Stored items from a collection:

◇ ◇ ◇ ◇ ◇ ◇ ◇

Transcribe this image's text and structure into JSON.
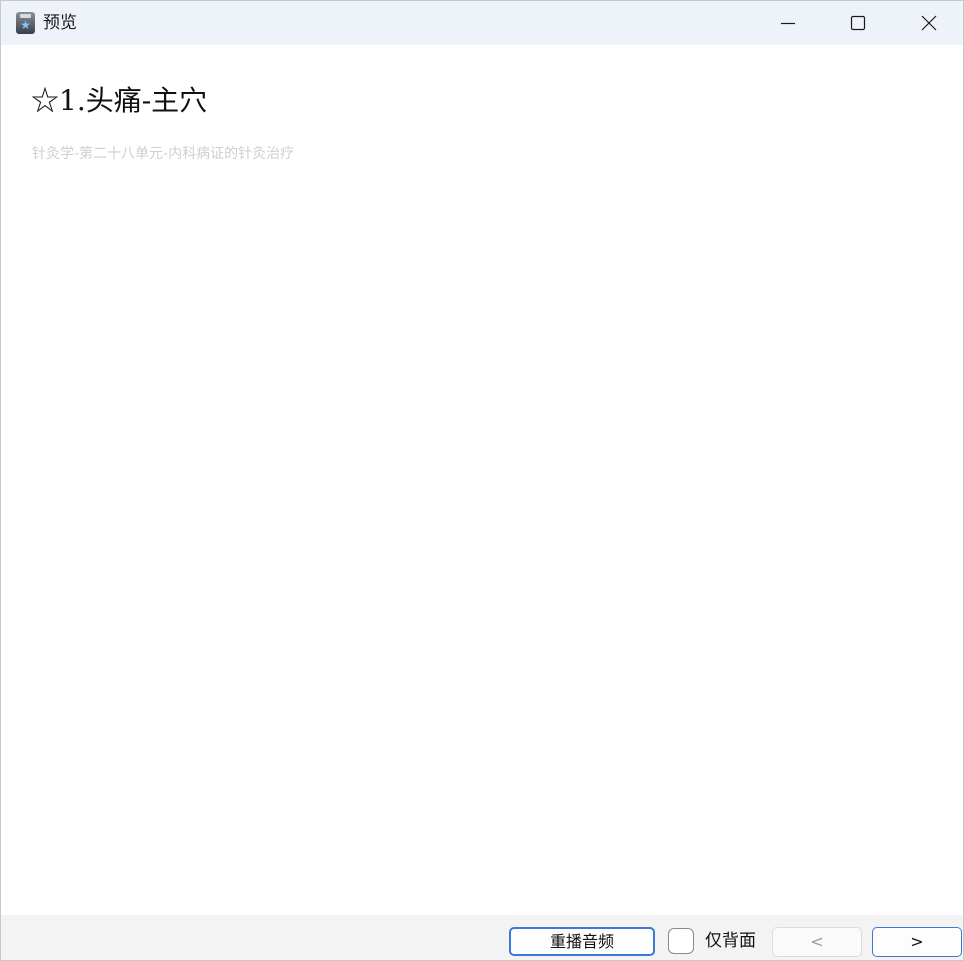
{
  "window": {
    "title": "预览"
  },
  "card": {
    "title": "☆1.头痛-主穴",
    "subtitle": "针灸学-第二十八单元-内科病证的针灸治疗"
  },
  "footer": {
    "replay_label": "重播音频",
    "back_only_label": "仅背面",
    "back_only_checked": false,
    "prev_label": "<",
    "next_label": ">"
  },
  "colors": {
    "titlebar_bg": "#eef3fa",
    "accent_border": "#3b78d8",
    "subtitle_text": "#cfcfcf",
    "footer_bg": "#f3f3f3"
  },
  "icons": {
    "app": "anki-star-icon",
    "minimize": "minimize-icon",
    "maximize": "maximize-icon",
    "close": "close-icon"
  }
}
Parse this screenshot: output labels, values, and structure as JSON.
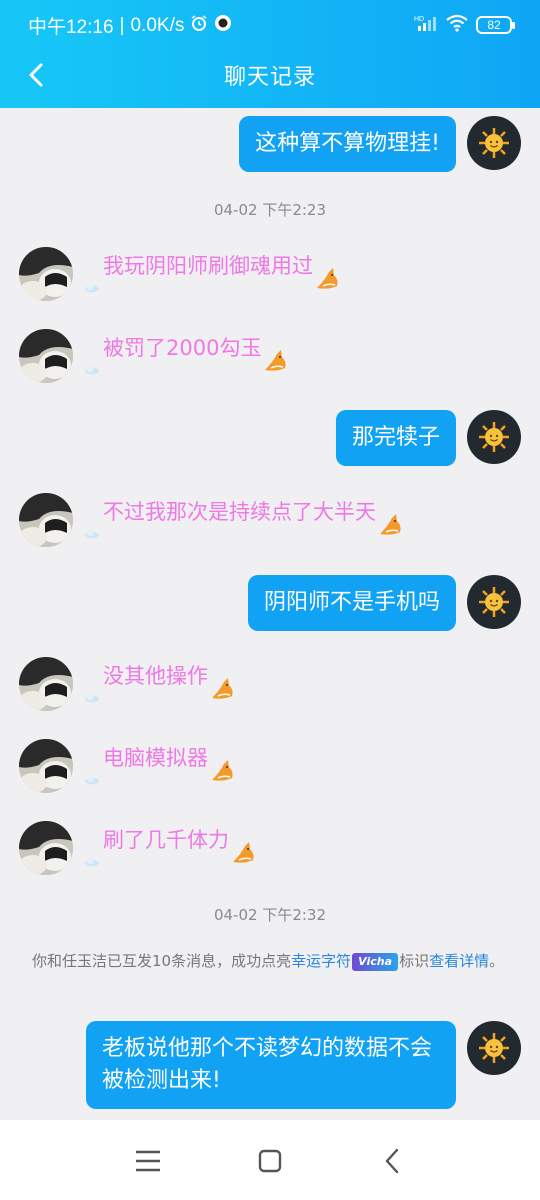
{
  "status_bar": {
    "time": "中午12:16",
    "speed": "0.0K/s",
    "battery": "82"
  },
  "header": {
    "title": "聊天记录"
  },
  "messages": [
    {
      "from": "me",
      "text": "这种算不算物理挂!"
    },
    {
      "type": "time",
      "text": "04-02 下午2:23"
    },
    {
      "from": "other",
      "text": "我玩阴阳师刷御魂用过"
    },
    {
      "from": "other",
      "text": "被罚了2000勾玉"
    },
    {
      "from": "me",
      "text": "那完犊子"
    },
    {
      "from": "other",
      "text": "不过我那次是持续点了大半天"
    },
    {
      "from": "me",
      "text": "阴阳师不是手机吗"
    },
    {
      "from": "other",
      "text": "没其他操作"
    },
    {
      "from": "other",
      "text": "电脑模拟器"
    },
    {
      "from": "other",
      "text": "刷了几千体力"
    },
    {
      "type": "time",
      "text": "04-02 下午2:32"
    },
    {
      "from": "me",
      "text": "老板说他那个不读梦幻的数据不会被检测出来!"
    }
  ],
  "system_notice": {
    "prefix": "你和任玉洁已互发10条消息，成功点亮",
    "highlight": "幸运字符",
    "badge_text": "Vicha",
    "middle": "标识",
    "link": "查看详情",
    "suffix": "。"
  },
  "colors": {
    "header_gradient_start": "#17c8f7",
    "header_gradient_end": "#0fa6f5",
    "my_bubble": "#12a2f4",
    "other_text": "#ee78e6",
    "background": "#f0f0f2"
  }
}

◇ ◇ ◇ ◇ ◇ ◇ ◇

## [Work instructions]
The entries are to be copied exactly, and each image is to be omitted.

## [Answer below]
Transcribe this image's text and structure into JSON.
{
  "window": {
    "title": "预览"
  },
  "card": {
    "title": "☆1.头痛-主穴",
    "subtitle": "针灸学-第二十八单元-内科病证的针灸治疗"
  },
  "footer": {
    "replay_label": "重播音频",
    "back_only_label": "仅背面",
    "back_only_checked": false,
    "prev_label": "<",
    "next_label": ">"
  },
  "colors": {
    "titlebar_bg": "#eef3fa",
    "accent_border": "#3b78d8",
    "subtitle_text": "#cfcfcf",
    "footer_bg": "#f3f3f3"
  },
  "icons": {
    "app": "anki-star-icon",
    "minimize": "minimize-icon",
    "maximize": "maximize-icon",
    "close": "close-icon"
  }
}
Parse this screenshot: output labels, values, and structure as JSON.
{
  "status_bar": {
    "time": "中午12:16",
    "speed": "0.0K/s",
    "battery": "82"
  },
  "header": {
    "title": "聊天记录"
  },
  "messages": [
    {
      "from": "me",
      "text": "这种算不算物理挂!"
    },
    {
      "type": "time",
      "text": "04-02 下午2:23"
    },
    {
      "from": "other",
      "text": "我玩阴阳师刷御魂用过"
    },
    {
      "from": "other",
      "text": "被罚了2000勾玉"
    },
    {
      "from": "me",
      "text": "那完犊子"
    },
    {
      "from": "other",
      "text": "不过我那次是持续点了大半天"
    },
    {
      "from": "me",
      "text": "阴阳师不是手机吗"
    },
    {
      "from": "other",
      "text": "没其他操作"
    },
    {
      "from": "other",
      "text": "电脑模拟器"
    },
    {
      "from": "other",
      "text": "刷了几千体力"
    },
    {
      "type": "time",
      "text": "04-02 下午2:32"
    },
    {
      "from": "me",
      "text": "老板说他那个不读梦幻的数据不会被检测出来!"
    }
  ],
  "system_notice": {
    "prefix": "你和任玉洁已互发10条消息，成功点亮",
    "highlight": "幸运字符",
    "badge_text": "Vicha",
    "middle": "标识",
    "link": "查看详情",
    "suffix": "。"
  },
  "colors": {
    "header_gradient_start": "#17c8f7",
    "header_gradient_end": "#0fa6f5",
    "my_bubble": "#12a2f4",
    "other_text": "#ee78e6",
    "background": "#f0f0f2"
  }
}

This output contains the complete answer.